Shorten your stride
A shorter stride results in better stability on slippery surfaces.
Embrace kinaesthetic learning
The idea is to develop a frame of reference based on what a movement feels like. It’s about being physically aware of what your body is doing. In other words, it’s doing and practicing! For instance, purposely choose to run a small section of your run on the muddiest or slippiest section and see how your feet will react. It will then become a frame of reference and the next time you encounter a similar terrain you’ll know how to adapt foot placement and adjust stride length.
The uniqueness of trail running comes from the need to fully immerse your mind and body to the terrain and environment surrounding you. Reaching a state of flow on a trail run is probably one of the most pleasing and enriching experiences.
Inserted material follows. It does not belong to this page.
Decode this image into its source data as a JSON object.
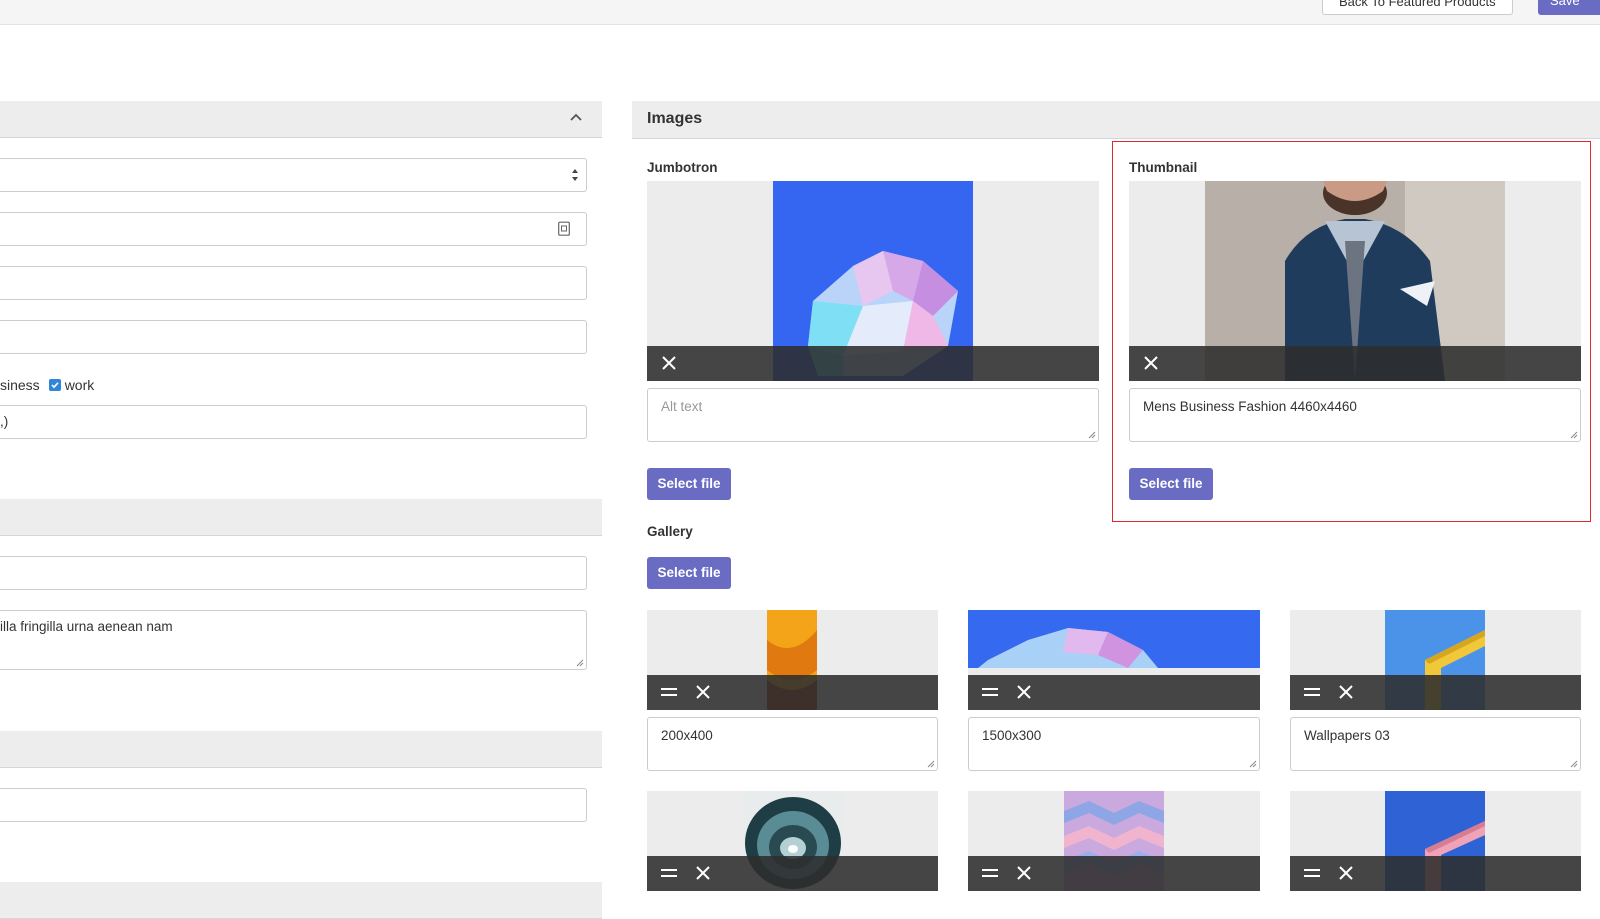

General trail running tips
Run by feel
Don’t pay too much attention to pace on your watch. You will be running significantly slower on trails compared to when you’re running on the road. Instead, gauge your run by effort and time, like with hill running.
Wear trail-specific shoes
Get a good pair of trail shoes. These provide much better grip, and much better lateral stability and structure than road shoes. This will make you feel much more sure footed over loose, slippy terrain and when you have to change direction at faster speeds.
Run4It stocks trail shoes from industry-leading brands, including Salomon, Saucony, Inov-8, HOKA and more.
Plan your route in advance and let someone know where you are going. Although many trails are much easier to navigate than open hillside, it is still easy to get lost, particularly if you are unfamiliar with the area.
OS Maps are invaluable and are packed with information and unmatched detail. Other route-sharing apps such as Map My Run and Strava (Premium) can help you discover and plan new routes.
Hit the trails and have fun!
Trail running is fairly accessible, as you only require access to off-road tracks, as opposed to mountainous terrain, which is more likely to be found around most of our immediate environments.
The advice in this article will hopefully help you enhance your trail running training. Or simply give you more confidence to go tackle the trails. Don’t let interferences like speed (“I’m too slow”) or fear (“I’m going to fall for sure”) stop you from doing or trying anything. Just go out there and have fun!